Document Detail

Effect of acute normobaric hypoxia on peripheral sweat rate.
MedLine Citation:
PMID:  12396883     Owner:  NLM     Status:  MEDLINE    
Peripheral sweat rate was measured to determine if acute normobaric hypoxia exerted a local inhibition on sweat gland function. It was hypothesized that peripheral sweat rate would be reduced during hypoxia, following cholinergic stimulation. Nineteen subjects (24 +/- 3 yr; 177 +/- 9 cm; 75.5 +/- 20.1 kg), 8 females and 11 males, were tested once during normobaric hypoxia, simulating an altitude of approximately 3050 m (P(O2) = 13.9%; P(B) approximately 730 mmHg), and once at sea level (200 m; P(O2) = 20.9%; P(B) approximately 730 mmHg). While seated at rest, a approximately 7-cm(2) area of the anterior forearm was stimulated using pilocarpine iontophoresis to produce localized sweating at the site. Following stimulation, sweat was collected from the area for 15 min using a Macroduct Sweat Collection System. One-way repeated measures ANOVA indicated a significantly lower sweat rate during normobaric hypoxia (4.6 +/- 2.6 g x m(-2) x min(-1)) compared to sea level (5.5 +/- 3.0 g x m(-2) x min(-1); p = 0.006). Because sweating was initiated directly at the sweat gland, thus bypassing central nervous system input, changes in sweat rate were likely due to peripheral alterations.

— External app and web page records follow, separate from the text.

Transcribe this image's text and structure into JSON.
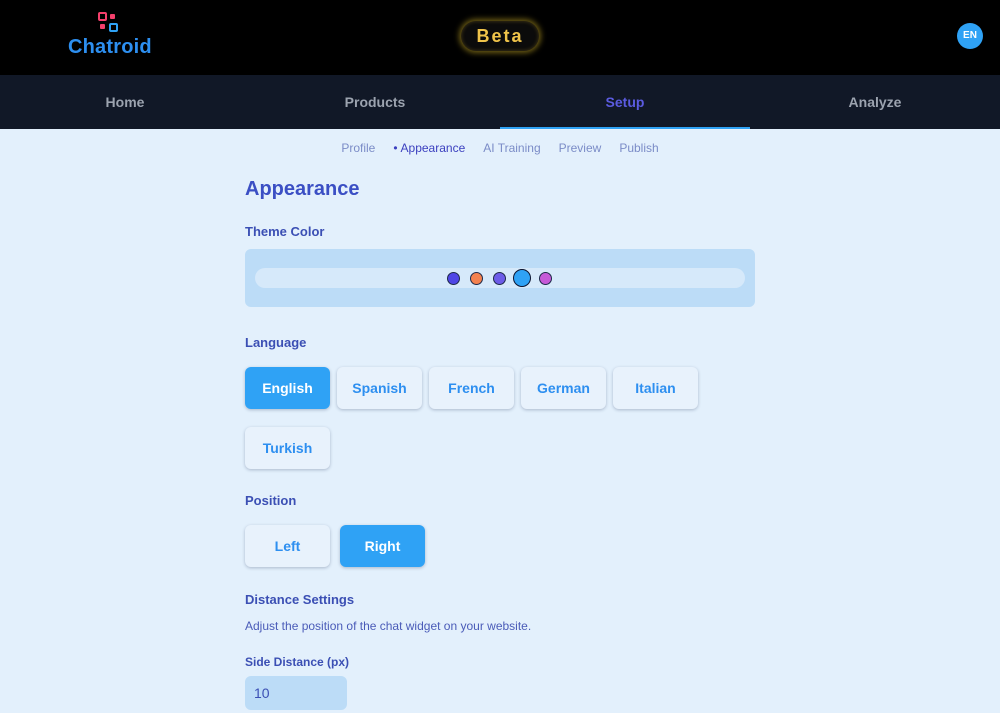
{
  "header": {
    "logo_text": "Chatroid",
    "beta_label": "Beta",
    "language_badge": "EN"
  },
  "nav": {
    "tabs": [
      {
        "label": "Home"
      },
      {
        "label": "Products"
      },
      {
        "label": "Setup"
      },
      {
        "label": "Analyze"
      }
    ],
    "active": "Setup"
  },
  "subnav": {
    "items": [
      {
        "label": "Profile"
      },
      {
        "label": "Appearance"
      },
      {
        "label": "AI Training"
      },
      {
        "label": "Preview"
      },
      {
        "label": "Publish"
      }
    ],
    "active": "Appearance",
    "active_marker": "•"
  },
  "page": {
    "title": "Appearance"
  },
  "theme_color": {
    "label": "Theme Color",
    "swatches": [
      {
        "name": "indigo",
        "color": "#4f46e5"
      },
      {
        "name": "orange",
        "color": "#f3814f"
      },
      {
        "name": "violet",
        "color": "#6d5ce8"
      },
      {
        "name": "sky-blue",
        "color": "#2fa2f5",
        "selected": true
      },
      {
        "name": "magenta",
        "color": "#c65ad8"
      }
    ]
  },
  "language": {
    "label": "Language",
    "options": [
      "English",
      "Spanish",
      "French",
      "German",
      "Italian",
      "Turkish"
    ],
    "selected": "English"
  },
  "position": {
    "label": "Position",
    "options": [
      "Left",
      "Right"
    ],
    "selected": "Right"
  },
  "distance": {
    "label": "Distance Settings",
    "description": "Adjust the position of the chat widget on your website.",
    "side_label": "Side Distance (px)",
    "side_value": "10"
  },
  "colors": {
    "accent": "#2fa2f5",
    "active_nav": "#5b5be0",
    "background": "#e3f0fc"
  }
}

Although these peripheral mechanisms warrant further investigation, the results of this study suggest a direct hypoxic influence on sweat gland function as evidenced by a decrease in sweat rate.

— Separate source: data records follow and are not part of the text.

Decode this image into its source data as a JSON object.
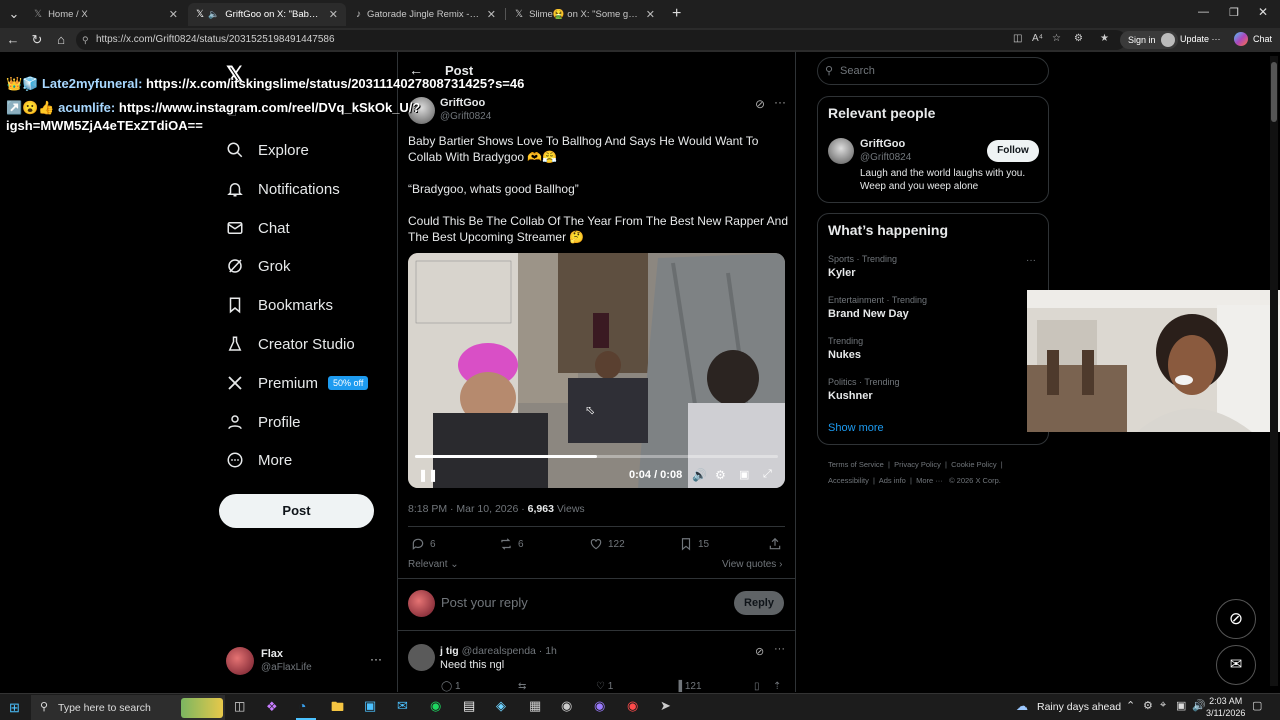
{
  "browser": {
    "tabs": [
      {
        "label": "Home / X",
        "icon": "x-logo-icon",
        "active": false
      },
      {
        "label": "GriftGoo on X: \"Baby Bartier S",
        "icon": "x-logo-icon",
        "active": true
      },
      {
        "label": "Gatorade Jingle Remix - A Fun Twi",
        "icon": "tiktok-icon",
        "active": false
      },
      {
        "label": "Slime🤮 on X: \"Some girls led Yun",
        "icon": "x-logo-icon",
        "active": false
      }
    ],
    "new_tab": "+",
    "url": "https://x.com/Grift0824/status/2031525198491447586",
    "sign_in": "Sign in",
    "update": "Update",
    "chat": "Chat"
  },
  "overlay": {
    "line1_name": "👑🧊 Late2myfuneral:",
    "line1_text": "https://x.com/itskingslime/status/2031114027808731425?s=46",
    "line2_name": "↗️😮👍 acumlife:",
    "line2_text": "https://www.instagram.com/reel/DVq_kSkOk_U/?",
    "line3_text": "igsh=MWM5ZjA4eTExZTdiOA=="
  },
  "nav": {
    "items": [
      {
        "label": "Explore",
        "icon": "search-icon"
      },
      {
        "label": "Notifications",
        "icon": "bell-icon"
      },
      {
        "label": "Chat",
        "icon": "mail-icon"
      },
      {
        "label": "Grok",
        "icon": "grok-icon"
      },
      {
        "label": "Bookmarks",
        "icon": "bookmark-icon"
      },
      {
        "label": "Creator Studio",
        "icon": "flask-icon"
      },
      {
        "label": "Premium",
        "icon": "x-logo-icon"
      },
      {
        "label": "Profile",
        "icon": "person-icon"
      },
      {
        "label": "More",
        "icon": "more-circle-icon"
      }
    ],
    "premium_badge": "50% off",
    "post_button": "Post",
    "account_name": "Flax",
    "account_handle": "@aFlaxLife"
  },
  "post": {
    "header_title": "Post",
    "author_name": "GriftGoo",
    "author_handle": "@Grift0824",
    "text1": "Baby Bartier Shows Love To Ballhog And Says He Would Want To Collab With Bradygoo 🫶😤",
    "text2": "“Bradygoo, whats good Ballhog”",
    "text3": "Could This Be The Collab Of The Year From The Best New Rapper And The Best Upcoming Streamer 🤔",
    "video_time": "0:04 / 0:08",
    "video_progress": 0.5,
    "timestamp": "8:18 PM · Mar 10, 2026 ·",
    "views_count": "6,963",
    "views_label": "Views",
    "replies": "6",
    "reposts": "6",
    "likes": "122",
    "bookmarks": "15",
    "sort_label": "Relevant",
    "view_quotes": "View quotes",
    "reply_placeholder": "Post your reply",
    "reply_button": "Reply"
  },
  "reply": {
    "name": "j tig",
    "handle": "@darealspenda · 1h",
    "text": "Need this ngl",
    "replies": "1",
    "likes": "1",
    "views": "121"
  },
  "sidebar": {
    "search_placeholder": "Search",
    "relevant_title": "Relevant people",
    "person_name": "GriftGoo",
    "person_handle": "@Grift0824",
    "person_bio": "Laugh and the world laughs with you. Weep and you weep alone",
    "follow_label": "Follow",
    "happening_title": "What’s happening",
    "trends": [
      {
        "category": "Sports · Trending",
        "title": "Kyler"
      },
      {
        "category": "Entertainment · Trending",
        "title": "Brand New Day"
      },
      {
        "category": "Trending",
        "title": "Nukes"
      },
      {
        "category": "Politics · Trending",
        "title": "Kushner"
      }
    ],
    "show_more": "Show more",
    "footer": [
      "Terms of Service",
      "Privacy Policy",
      "Cookie Policy",
      "Accessibility",
      "Ads info",
      "More ···",
      "© 2026 X Corp."
    ]
  },
  "taskbar": {
    "search_placeholder": "Type here to search",
    "weather": "Rainy days ahead",
    "time": "2:03 AM",
    "date": "3/11/2026"
  },
  "colors": {
    "accent": "#1d9bf0",
    "background": "#000000",
    "muted": "#71767b",
    "border": "#2f3336"
  }
}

Dana M DiPasquale; Fred W Kolkhorst; Jeanne F Nichols; Michael J Buono
Related Documents :
6775543 - Influence of co2 on cardiovascular response to hypoxia in conscious dogs.

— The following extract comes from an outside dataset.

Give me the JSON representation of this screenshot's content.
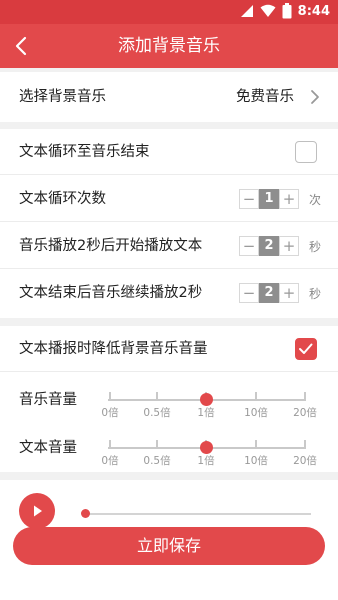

7153133 - Nervous control of heart rate: activity in the cardiac vagus of the dogfish.
20374133 - Validation of a new micro-manometer pressure sensor for cardiovascular measurements in ...
Publication Detail:
Type:  Comparative Study; Journal Article    
Journal Detail:
Title:  High altitude medicine & biology     Volume:  3     ISSN:  1527-0297     ISO Abbreviation:  High Alt. Med. Biol.     Publication Date:  2002  
Date Detail:
Created Date:  2002-10-24     Completed Date:  2003-01-16     Revised Date:  2006-11-15    
Medline Journal Info:
Nlm Unique ID:  100901183     Medline TA:  High Alt Med Biol     Country:  United States    
Other Details:
Languages:  eng     Pagination:  289-92     Citation Subset:  IM; S    
Department of Exercise and Nutritional Sciences, San Diego State University, San Diego, CA 92182-7251, USA.
Export Citation:
APA/MLA Format     Download EndNote     Download BibTex
MeSH Terms
Analysis of Variance
Anoxia / physiopathology*
Body Temperature Regulation
Sensitivity and Specificity
Sweat Glands / secretion*
Sweating / physiology*

From MEDLINE®/PubMed®, a database of the U.S. National Library of Medicine

Previous Document:  Ataxia in acute mountain sickness does not improve with short-term oxygen inhalation.
Next Document:  Case discussion: impaired renal function and tolerance to high altitude.